Wellington College advanced to the third round of the Halford Hewitt, regarded as a success by Peters.
“Yes, I thought we got along very well,” said Peters, who joins Meghan MacLaren, Nick Marsh and Paul Howard to comprise the English Team at The Spirit International. England won consecutive International Team gold medals at the 2005 and ’07 Spirits.
While it likely was a bit lonely for Peters at the Halford Hewitt, things were at least a little more comfortable back at Wellington College. Peters played on the “mixed golf team” along with her friend Heidi Baek. The two were the only women on the team.
Peters, who plans to turn professional after The Spirit, said she was proud of breaking the Halford Hewitt gender barrier. But she’s more interested in being known as a successful golfer. Her hot start at the 2012 Ricoh Women’s British Open stands to help her in that regard.
Through 12 holes in the first round at Royal Liverpool, Peters found herself alone at the top of the leaderboard in the major championship.

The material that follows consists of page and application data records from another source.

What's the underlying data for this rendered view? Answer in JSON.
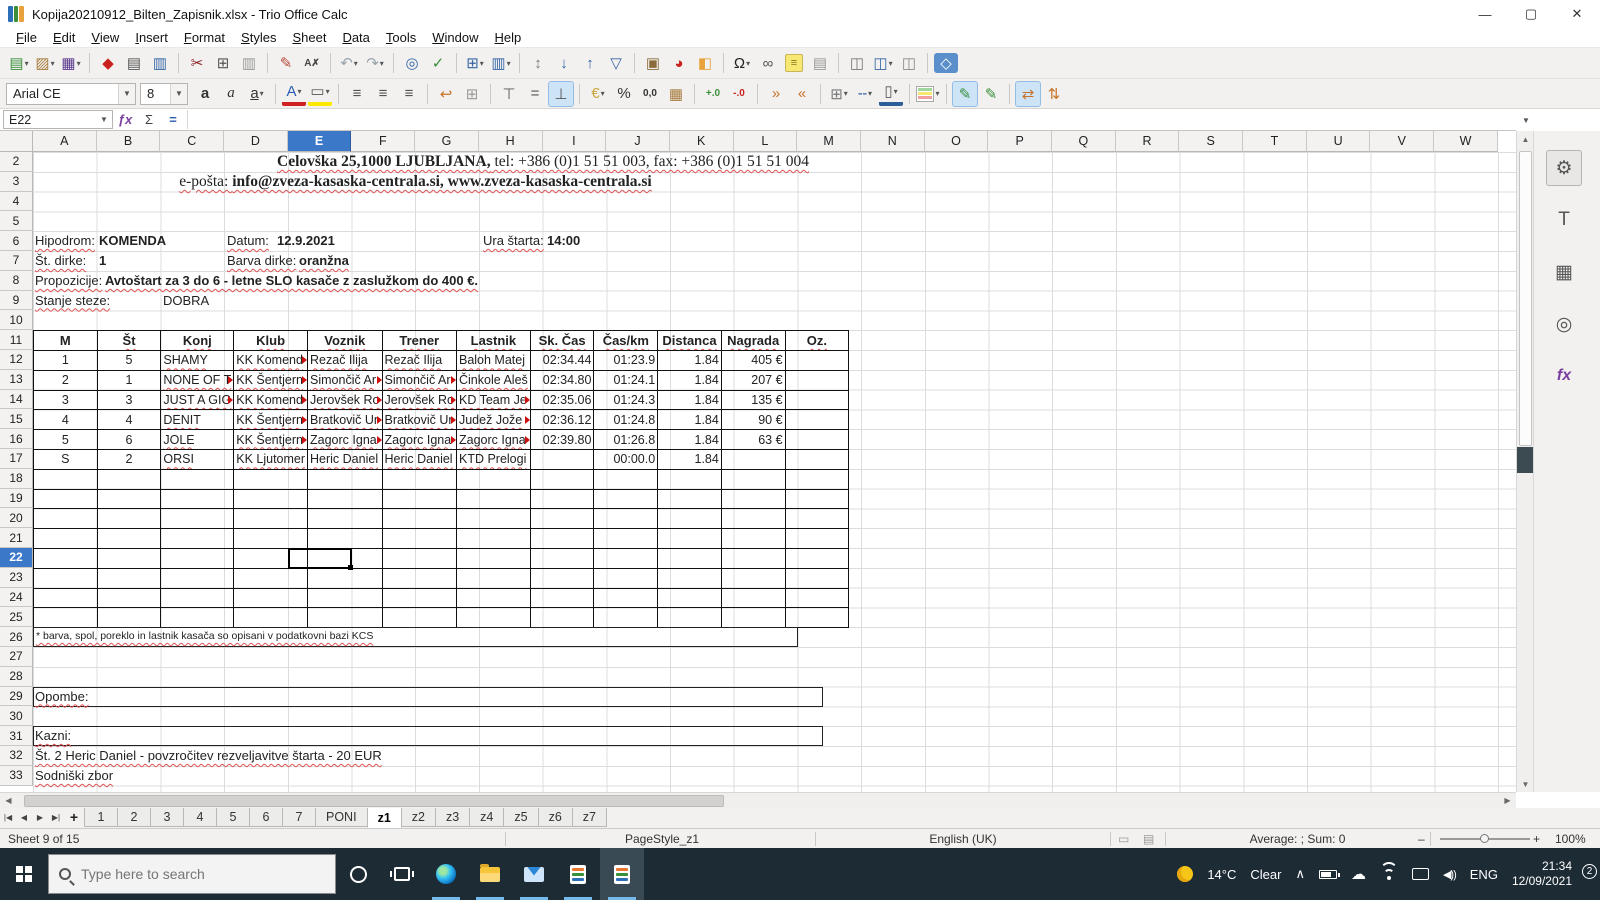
{
  "window": {
    "title": "Kopija20210912_Bilten_Zapisnik.xlsx - Trio Office Calc",
    "minimize": "—",
    "maximize": "▢",
    "close": "✕"
  },
  "menu": {
    "items": [
      "File",
      "Edit",
      "View",
      "Insert",
      "Format",
      "Styles",
      "Sheet",
      "Data",
      "Tools",
      "Window",
      "Help"
    ]
  },
  "colors": {
    "accent": "#3c78c8",
    "taskbar": "#1d2b35",
    "header_bg": "#f3f2f1",
    "grid_line": "#dcdcdc"
  },
  "toolbar_main": {
    "items": [
      {
        "n": "new-document-button",
        "g": "▤",
        "c": "#3a8f3a",
        "dd": 1
      },
      {
        "n": "open-button",
        "g": "▨",
        "c": "#a67c3d",
        "dd": 1
      },
      {
        "n": "save-button",
        "g": "▦",
        "c": "#5b3a8e",
        "dd": 1
      },
      {
        "sep": 1
      },
      {
        "n": "export-pdf-button",
        "g": "◆",
        "c": "#c9211e"
      },
      {
        "n": "print-button",
        "g": "▤",
        "c": "#555555"
      },
      {
        "n": "print-preview-button",
        "g": "▥",
        "c": "#3465a4"
      },
      {
        "sep": 1
      },
      {
        "n": "cut-button",
        "g": "✂",
        "c": "#8a1f1f"
      },
      {
        "n": "copy-button",
        "g": "⊞",
        "c": "#555555"
      },
      {
        "n": "paste-button",
        "g": "▥",
        "c": "#999999"
      },
      {
        "sep": 1
      },
      {
        "n": "clone-formatting-button",
        "g": "✎",
        "c": "#b84a3a"
      },
      {
        "n": "clear-formatting-button",
        "g": "A✗",
        "c": "#444444",
        "small": 1
      },
      {
        "sep": 1
      },
      {
        "n": "undo-button",
        "g": "↶",
        "c": "#9aa4ab",
        "dd": 1
      },
      {
        "n": "redo-button",
        "g": "↷",
        "c": "#9aa4ab",
        "dd": 1
      },
      {
        "sep": 1
      },
      {
        "n": "find-replace-button",
        "g": "◎",
        "c": "#3465a4"
      },
      {
        "n": "spelling-button",
        "g": "✓",
        "c": "#3a8f3a"
      },
      {
        "sep": 1
      },
      {
        "n": "insert-table-button",
        "g": "⊞",
        "c": "#3465a4",
        "dd": 1
      },
      {
        "n": "insert-column-button",
        "g": "▥",
        "c": "#3465a4",
        "dd": 1
      },
      {
        "sep": 1
      },
      {
        "n": "sort-button",
        "g": "↕",
        "c": "#777777"
      },
      {
        "n": "sort-ascending-button",
        "g": "↓",
        "c": "#3465a4"
      },
      {
        "n": "sort-descending-button",
        "g": "↑",
        "c": "#3465a4"
      },
      {
        "n": "autofilter-button",
        "g": "▽",
        "c": "#3465a4"
      },
      {
        "sep": 1
      },
      {
        "n": "insert-image-button",
        "g": "▣",
        "c": "#8a6d3b"
      },
      {
        "n": "insert-chart-button",
        "g": "◕",
        "c": "#c9211e"
      },
      {
        "n": "pivot-table-button",
        "g": "◧",
        "c": "#e8a33d"
      },
      {
        "sep": 1
      },
      {
        "n": "special-character-button",
        "g": "Ω",
        "c": "#222222",
        "dd": 1
      },
      {
        "n": "hyperlink-button",
        "g": "∞",
        "c": "#555555"
      },
      {
        "n": "comment-button",
        "g": "≡",
        "c": "#8a7a20",
        "note": 1
      },
      {
        "n": "headers-footers-button",
        "g": "▤",
        "c": "#999999"
      },
      {
        "sep": 1
      },
      {
        "n": "page-break-button",
        "g": "◫",
        "c": "#777777"
      },
      {
        "n": "freeze-panes-button",
        "g": "◫",
        "c": "#3465a4",
        "dd": 1
      },
      {
        "n": "split-window-button",
        "g": "◫",
        "c": "#888888"
      },
      {
        "sep": 1
      },
      {
        "n": "show-draw-functions-button",
        "g": "◇",
        "c": "#ffffff",
        "bluechip": 1
      }
    ]
  },
  "toolbar_format": {
    "font_name": "Arial CE",
    "font_size": "8",
    "items": [
      {
        "n": "bold-button",
        "g": "a",
        "c": "#333333",
        "style": "bold"
      },
      {
        "n": "italic-button",
        "g": "a",
        "c": "#333333",
        "style": "italic"
      },
      {
        "n": "underline-button",
        "g": "a",
        "c": "#333333",
        "style": "underline",
        "dd": 1
      },
      {
        "sep": 1
      },
      {
        "n": "font-color-button",
        "g": "A",
        "c": "#2a5db0",
        "ub": "ub-red",
        "dd": 1
      },
      {
        "n": "highlighting-color-button",
        "g": "▭",
        "c": "#555555",
        "ub": "ub-yellow",
        "dd": 1
      },
      {
        "sep": 1
      },
      {
        "n": "align-left-button",
        "g": "≡",
        "c": "#555555"
      },
      {
        "n": "align-center-button",
        "g": "≡",
        "c": "#555555"
      },
      {
        "n": "align-right-button",
        "g": "≡",
        "c": "#555555"
      },
      {
        "sep": 1
      },
      {
        "n": "wrap-text-button",
        "g": "↩",
        "c": "#c9732a"
      },
      {
        "n": "merge-cells-button",
        "g": "⊞",
        "c": "#999999"
      },
      {
        "sep": 1
      },
      {
        "n": "align-top-button",
        "g": "⊤",
        "c": "#555555"
      },
      {
        "n": "center-vertically-button",
        "g": "=",
        "c": "#555555"
      },
      {
        "n": "align-bottom-button",
        "g": "⊥",
        "c": "#555555",
        "act": 1
      },
      {
        "sep": 1
      },
      {
        "n": "currency-format-button",
        "g": "€",
        "c": "#caa53d",
        "dd": 1
      },
      {
        "n": "percent-format-button",
        "g": "%",
        "c": "#333333"
      },
      {
        "n": "number-format-button",
        "g": "0,0",
        "c": "#333333",
        "small": 1
      },
      {
        "n": "date-format-button",
        "g": "▦",
        "c": "#a67c3d"
      },
      {
        "sep": 1
      },
      {
        "n": "add-decimal-button",
        "g": "+.0",
        "c": "#3a8f3a",
        "small": 1
      },
      {
        "n": "delete-decimal-button",
        "g": "-.0",
        "c": "#c9211e",
        "small": 1
      },
      {
        "sep": 1
      },
      {
        "n": "increase-indent-button",
        "g": "»",
        "c": "#c9732a"
      },
      {
        "n": "decrease-indent-button",
        "g": "«",
        "c": "#c9732a"
      },
      {
        "sep": 1
      },
      {
        "n": "borders-button",
        "g": "⊞",
        "c": "#777777",
        "dd": 1
      },
      {
        "n": "border-style-button",
        "g": "╌",
        "c": "#3465a4",
        "dd": 1
      },
      {
        "n": "background-color-button",
        "g": "▯",
        "c": "#555555",
        "ub": "ub-blue",
        "dd": 1
      },
      {
        "sep": 1
      },
      {
        "n": "conditional-formatting-button",
        "cf": 1,
        "dd": 1
      },
      {
        "sep": 1
      },
      {
        "n": "left-to-right-button",
        "g": "✎",
        "c": "#3a8f3a",
        "act": 1
      },
      {
        "n": "right-to-left-button",
        "g": "✎",
        "c": "#3a8f3a"
      },
      {
        "sep": 1
      },
      {
        "n": "text-direction-horizontal-button",
        "g": "⇄",
        "c": "#c9732a",
        "act": 1
      },
      {
        "n": "text-direction-vertical-button",
        "g": "⇅",
        "c": "#c9732a"
      }
    ]
  },
  "formula_bar": {
    "cell_reference": "E22",
    "function_wizard": "ƒx",
    "sum": "Σ",
    "equals": "=",
    "formula": ""
  },
  "grid": {
    "columns": [
      "A",
      "B",
      "C",
      "D",
      "E",
      "F",
      "G",
      "H",
      "I",
      "J",
      "K",
      "L",
      "M",
      "N",
      "O",
      "P",
      "Q",
      "R",
      "S",
      "T",
      "U",
      "V",
      "W"
    ],
    "selected_column": "E",
    "row_start": 2,
    "row_end": 33,
    "selected_row": 22,
    "active_cell": "E22"
  },
  "sheet_content": {
    "address_line1_bold": "Celovška 25,1000 LJUBLJANA,",
    "address_line1_rest": " tel: +386 (0)1 51 51 003, fax: +386 (0)1 51 51 004",
    "address_line2_prefix": "e-pošta: ",
    "address_line2_bold": "info@zveza-kasaska-centrala.si, www.zveza-kasaska-centrala.si",
    "info": {
      "hipodrom_label": "Hipodrom:",
      "hipodrom": "KOMENDA",
      "datum_label": "Datum:",
      "datum": "12.9.2021",
      "ura_label": "Ura štarta:",
      "ura": "14:00",
      "st_dirke_label": "Št. dirke:",
      "st_dirke": "1",
      "barva_label": "Barva dirke:",
      "barva": "oranžna",
      "propozicije_label": "Propozicije:",
      "propozicije": "Avtoštart za 3 do 6 - letne SLO kasače z zaslužkom do 400 €.",
      "stanje_label": "Stanje steze:",
      "stanje": "DOBRA"
    },
    "footnote": "* barva, spol, poreklo in lastnik kasača so opisani v podatkovni bazi KCS",
    "opombe_label": "Opombe:",
    "kazni_label": "Kazni:",
    "kazni_line": "Št. 2 Heric Daniel - povzročitev rezveljavitve štarta - 20 EUR",
    "sodniski_label": "Sodniški zbor"
  },
  "table": {
    "headers": [
      "M",
      "Št",
      "Konj",
      "Klub",
      "Voznik",
      "Trener",
      "Lastnik",
      "Sk. Čas",
      "Čas/km",
      "Distanca",
      "Nagrada",
      "Oz."
    ],
    "align": [
      "c",
      "c",
      "l",
      "l",
      "l",
      "l",
      "l",
      "r",
      "r",
      "r",
      "r",
      "c"
    ],
    "rows": [
      {
        "c": [
          "1",
          "5",
          "SHAMY",
          "KK Komend",
          "Rezač Ilija",
          "Rezač Ilija",
          "Baloh Matej",
          "02:34.44",
          "01:23.9",
          "1.84",
          "405 €",
          ""
        ],
        "trunc": [
          3
        ]
      },
      {
        "c": [
          "2",
          "1",
          "NONE OF T",
          "KK Šentjern",
          "Simončič Ar",
          "Simončič Ar",
          "Činkole Aleš",
          "02:34.80",
          "01:24.1",
          "1.84",
          "207 €",
          ""
        ],
        "trunc": [
          2,
          3,
          4,
          5
        ]
      },
      {
        "c": [
          "3",
          "3",
          "JUST A GIG",
          "KK Komend",
          "Jerovšek Ro",
          "Jerovšek Ro",
          "KD Team Je",
          "02:35.06",
          "01:24.3",
          "1.84",
          "135 €",
          ""
        ],
        "trunc": [
          2,
          3,
          4,
          5,
          6
        ]
      },
      {
        "c": [
          "4",
          "4",
          "DENIT",
          "KK Šentjern",
          "Bratkovič Ur",
          "Bratkovič Ur",
          "Judež Jože",
          "02:36.12",
          "01:24.8",
          "1.84",
          "90 €",
          ""
        ],
        "trunc": [
          3,
          4,
          5,
          6
        ]
      },
      {
        "c": [
          "5",
          "6",
          "JOLE",
          "KK Šentjern",
          "Zagorc Igna",
          "Zagorc Igna",
          "Zagorc Igna",
          "02:39.80",
          "01:26.8",
          "1.84",
          "63 €",
          ""
        ],
        "trunc": [
          3,
          4,
          5,
          6
        ]
      },
      {
        "c": [
          "S",
          "2",
          "ORSI",
          "KK Ljutomer",
          "Heric Daniel",
          "Heric Daniel",
          "KTD Prelogi",
          "",
          "00:00.0",
          "1.84",
          "",
          ""
        ],
        "trunc": []
      }
    ],
    "empty_rows": 8
  },
  "sheet_tabs": {
    "nav": [
      "|◀",
      "◀",
      "▶",
      "▶|"
    ],
    "add": "+",
    "tabs": [
      "1",
      "2",
      "3",
      "4",
      "5",
      "6",
      "7",
      "PONI",
      "z1",
      "z2",
      "z3",
      "z4",
      "z5",
      "z6",
      "z7"
    ],
    "active": "z1"
  },
  "status_bar": {
    "sheet_info": "Sheet 9 of 15",
    "page_style": "PageStyle_z1",
    "language": "English (UK)",
    "avg_sum": "Average: ; Sum: 0",
    "zoom_level": "100%",
    "zoom_minus": "–",
    "zoom_plus": "+"
  },
  "sidebar": {
    "items": [
      {
        "n": "properties-panel-button",
        "g": "⚙",
        "sel": 1
      },
      {
        "n": "styles-panel-button",
        "g": "T"
      },
      {
        "n": "gallery-panel-button",
        "g": "▦"
      },
      {
        "n": "navigator-panel-button",
        "g": "◎"
      },
      {
        "n": "functions-panel-button",
        "g": "fx",
        "fx": 1
      }
    ]
  },
  "taskbar": {
    "search_placeholder": "Type here to search",
    "weather_temp": "14°C",
    "weather_desc": "Clear",
    "chevron": "∧",
    "lang": "ENG",
    "time": "21:34",
    "date": "12/09/2021",
    "notification_count": "2"
  }
}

“Karrie Webb was a hole ahead of me, and on 13 she made a bogey,” Peters said. “I made a birdie on 12 and was in the lead at 2-under par.”
She finished the round with a 1-over 73 and eventually missed the cut. Peters said she and her teammates have enjoyed their practice rounds at Whispering Pines and likes their chances to earn England its third team gold medal when play begins Wednesday.
For more information on The Spirit International, please visit www.thespiritgolf.com.